Halloween is a very popular holiday among children in the United States. Children wait all year to dress up as their favorite characters or monsters, go through haunted houses, and of course, go trick-or-treating. While many children embrace the holiday with excitement, parents, and children in joint custody situations may feel stress surrounding this day because they don’t know who they are going to spend it with. Here is how you can navigate joint custody to create a smooth, fun, and spooktacular Halloween for your child.
Plan Ahead So That Both Parents and the Child Know What to Expect
Unlike Thanksgiving and Christmas which is celebrated with family, Halloween is celebrated with the community. And community activities such as trick-or-treating, Halloween events, and neighborhood festivities usually only happen once. To ensure that both sides of the family can be involved with these celebrations when they happen, it is important to come up with a game plan ahead of time. Here are some suggestions:
One of the greatest things about Halloween is that, typically, most of the community events happen before the actual holiday. This is because the actual holiday is reserved for the main attraction of trick-or-treating. Some of these community events include haunted houses, Trunk-Or-Treats, and Halloween parties. While you and the other parent may not be able to go to all of the events, you can split up which ones you would like to take your child to, allowing both parties to feel the thrill of the holiday and create lasting memories with your child. If you took your child to the Halloween party the previous year but missed trick-or-treating, you can switch this time with the other parent. This allows your child to create fond memories with both sets of parents and not feel like one is missing out.
Be sure to discuss your plans with your child so that they know who is taking them to which event. Make sure to build up the excitement as this can help ease the transition and allow the child to look forward to the quality time he or she will get to spend with each of you.
Decorate and Pick Out a Costume With Your Child
Halloween is full of creative, creepy and fun costumes and decorations. If you and the other parent want to decorate your houses, make sure to include your child. Take separate trips to the pumpkin patch, allow your child to do different carvings for each house, and choose out a costume together for trick-or-treating or for planned events. This way, the child is building a solid relationship and fond memories/traditions with each parent, allowing him or her to look forward to this holiday every year.
Put Your Child’s Needs First
While these tips can help your child make the most out of the haunting season, remember that every child is different. Some children do better having separate events with each parent and some need to have the interaction of both during these holidays. If your child wants to have both parents there and you are okay being around your ex-spouse, make plans to do so. Your child’s mental and emotional well-being are extremely important and need to be the priority in all decision making. If you cannot be around your ex-spouse, take this into account and continue to have separate events.
Also, remember to keep all plans in writing and keep the doors of communication open between your child, the other parent, and yourself. By doing so, you can ensure that your family will have a boo-tiful Halloween full of laughs, scares, and wonderful memories that will last you and your child a lifetime.
Do you need help with a child custody dispute or are going through a divorce?
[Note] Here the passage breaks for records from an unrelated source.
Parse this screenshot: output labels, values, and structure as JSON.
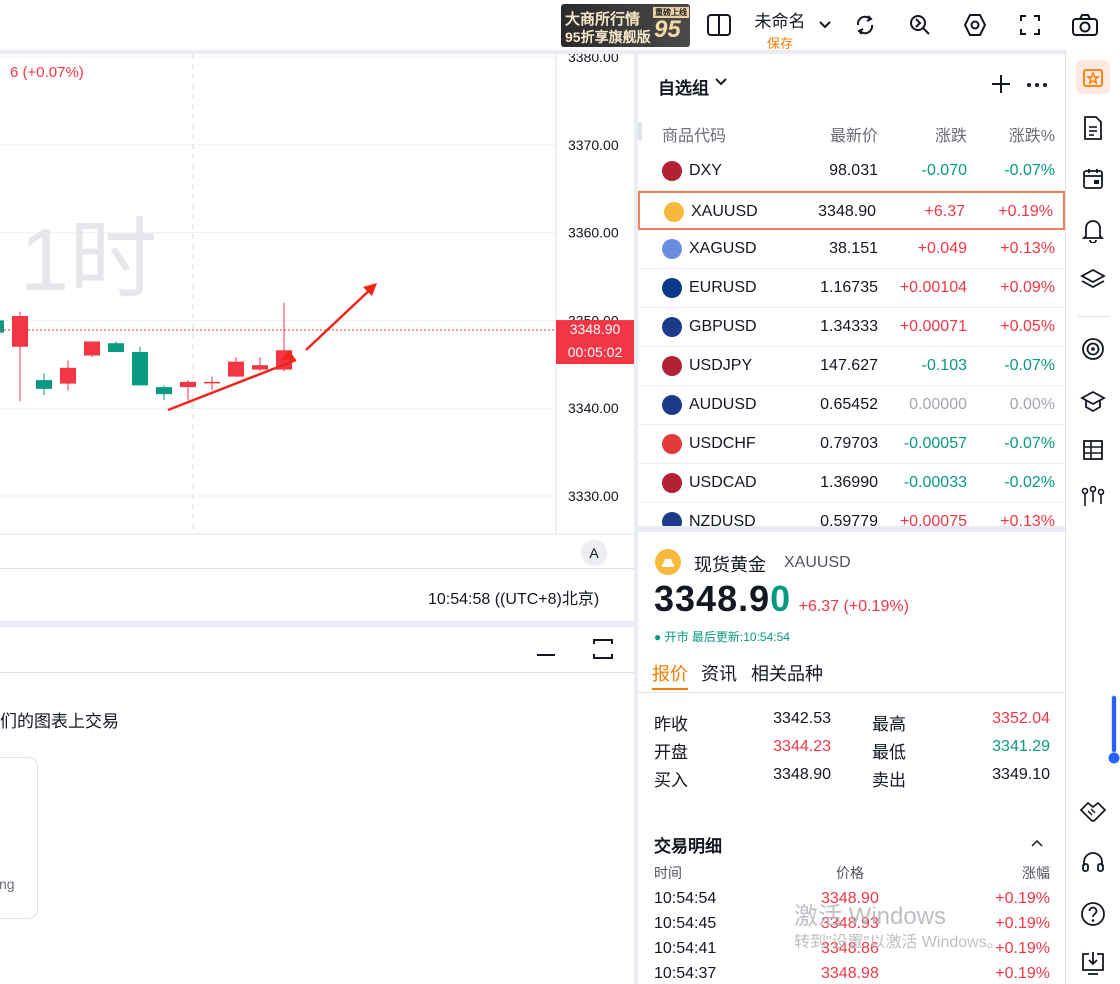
{
  "toolbar": {
    "promo_line1": "大商所行情",
    "promo_line2": "95折享旗舰版",
    "promo_badge": "重磅上线",
    "promo_big": "95",
    "doc_title": "未命名",
    "doc_save": "保存"
  },
  "chart": {
    "change_text": "6 (+0.07%)",
    "watermark": "1时",
    "y_ticks": [
      "3380.00",
      "3370.00",
      "3360.00",
      "3350.00",
      "3340.00",
      "3330.00"
    ],
    "price_label": "3348.90",
    "countdown": "00:05:02",
    "auto_button": "A",
    "time_label": "10:54:58 ((UTC+8)北京)"
  },
  "chart_data": {
    "type": "candlestick",
    "ylim": [
      3325,
      3380
    ],
    "ohlc": [
      {
        "o": 3350.0,
        "h": 3350.8,
        "l": 3346.0,
        "c": 3348.6
      },
      {
        "o": 3347.0,
        "h": 3351.0,
        "l": 3340.8,
        "c": 3350.5
      },
      {
        "o": 3343.2,
        "h": 3344.0,
        "l": 3341.5,
        "c": 3342.2
      },
      {
        "o": 3342.8,
        "h": 3345.4,
        "l": 3342.0,
        "c": 3344.6
      },
      {
        "o": 3346.0,
        "h": 3347.6,
        "l": 3345.8,
        "c": 3347.6
      },
      {
        "o": 3347.4,
        "h": 3347.6,
        "l": 3346.4,
        "c": 3346.4
      },
      {
        "o": 3346.4,
        "h": 3347.0,
        "l": 3342.6,
        "c": 3342.6
      },
      {
        "o": 3342.4,
        "h": 3342.6,
        "l": 3340.9,
        "c": 3341.6
      },
      {
        "o": 3342.4,
        "h": 3343.2,
        "l": 3340.9,
        "c": 3343.0
      },
      {
        "o": 3343.0,
        "h": 3343.6,
        "l": 3342.1,
        "c": 3343.0
      },
      {
        "o": 3343.6,
        "h": 3345.8,
        "l": 3343.6,
        "c": 3345.3
      },
      {
        "o": 3344.4,
        "h": 3345.8,
        "l": 3344.2,
        "c": 3344.9
      },
      {
        "o": 3344.4,
        "h": 3352.0,
        "l": 3344.2,
        "c": 3346.6
      }
    ],
    "current_price": 3348.9
  },
  "bottom": {
    "trade_text": "们的图表上交易",
    "card_text": "ng"
  },
  "watchlist": {
    "title": "自选组",
    "headers": [
      "商品代码",
      "最新价",
      "涨跌",
      "涨跌%"
    ],
    "rows": [
      {
        "sym": "DXY",
        "last": "98.031",
        "chg": "-0.070",
        "pct": "-0.07%",
        "dir": "dn",
        "flag": "us"
      },
      {
        "sym": "XAUUSD",
        "last": "3348.90",
        "chg": "+6.37",
        "pct": "+0.19%",
        "dir": "up",
        "flag": "gold"
      },
      {
        "sym": "XAGUSD",
        "last": "38.151",
        "chg": "+0.049",
        "pct": "+0.13%",
        "dir": "up",
        "flag": "silver"
      },
      {
        "sym": "EURUSD",
        "last": "1.16735",
        "chg": "+0.00104",
        "pct": "+0.09%",
        "dir": "up",
        "flag": "eu"
      },
      {
        "sym": "GBPUSD",
        "last": "1.34333",
        "chg": "+0.00071",
        "pct": "+0.05%",
        "dir": "up",
        "flag": "gb"
      },
      {
        "sym": "USDJPY",
        "last": "147.627",
        "chg": "-0.103",
        "pct": "-0.07%",
        "dir": "dn",
        "flag": "us"
      },
      {
        "sym": "AUDUSD",
        "last": "0.65452",
        "chg": "0.00000",
        "pct": "0.00%",
        "dir": "neu",
        "flag": "au"
      },
      {
        "sym": "USDCHF",
        "last": "0.79703",
        "chg": "-0.00057",
        "pct": "-0.07%",
        "dir": "dn",
        "flag": "ch"
      },
      {
        "sym": "USDCAD",
        "last": "1.36990",
        "chg": "-0.00033",
        "pct": "-0.02%",
        "dir": "dn",
        "flag": "us"
      },
      {
        "sym": "NZDUSD",
        "last": "0.59779",
        "chg": "+0.00075",
        "pct": "+0.13%",
        "dir": "up",
        "flag": "nz"
      }
    ]
  },
  "detail": {
    "name": "现货黄金",
    "symbol": "XAUUSD",
    "price_main": "3348.9",
    "price_last_digit": "0",
    "change": "+6.37 (+0.19%)",
    "status": "● 开市 最后更新:10:54:54",
    "tabs": [
      "报价",
      "资讯",
      "相关品种"
    ],
    "stats": [
      {
        "label": "昨收",
        "value": "3342.53",
        "dir": "neu"
      },
      {
        "label": "最高",
        "value": "3352.04",
        "dir": "up"
      },
      {
        "label": "开盘",
        "value": "3344.23",
        "dir": "up"
      },
      {
        "label": "最低",
        "value": "3341.29",
        "dir": "dn"
      },
      {
        "label": "买入",
        "value": "3348.90",
        "dir": "neu"
      },
      {
        "label": "卖出",
        "value": "3349.10",
        "dir": "neu"
      }
    ],
    "trades_title": "交易明细",
    "trades_headers": [
      "时间",
      "价格",
      "涨幅"
    ],
    "trades": [
      {
        "time": "10:54:54",
        "price": "3348.90",
        "pct": "+0.19%"
      },
      {
        "time": "10:54:45",
        "price": "3348.93",
        "pct": "+0.19%"
      },
      {
        "time": "10:54:41",
        "price": "3348.86",
        "pct": "+0.19%"
      },
      {
        "time": "10:54:37",
        "price": "3348.98",
        "pct": "+0.19%"
      }
    ],
    "activation_line1": "激活 Windows",
    "activation_line2": "转到\"设置\"以激活 Windows。"
  },
  "colors": {
    "up": "#f23645",
    "down": "#089981",
    "accent": "#f57c00"
  }
}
Alison Grant, Attorney at Law can help. She has been providing unparalleled family law service since 1998 to the hardworking individuals of Lewisville, Texas. With dedication, compassion, and knowledge, she will keep you informed throughout the process of your case and help explain what is happening so that you can understand what to expect. Contact Alison Grant today for more information on her services or to schedule a consultation.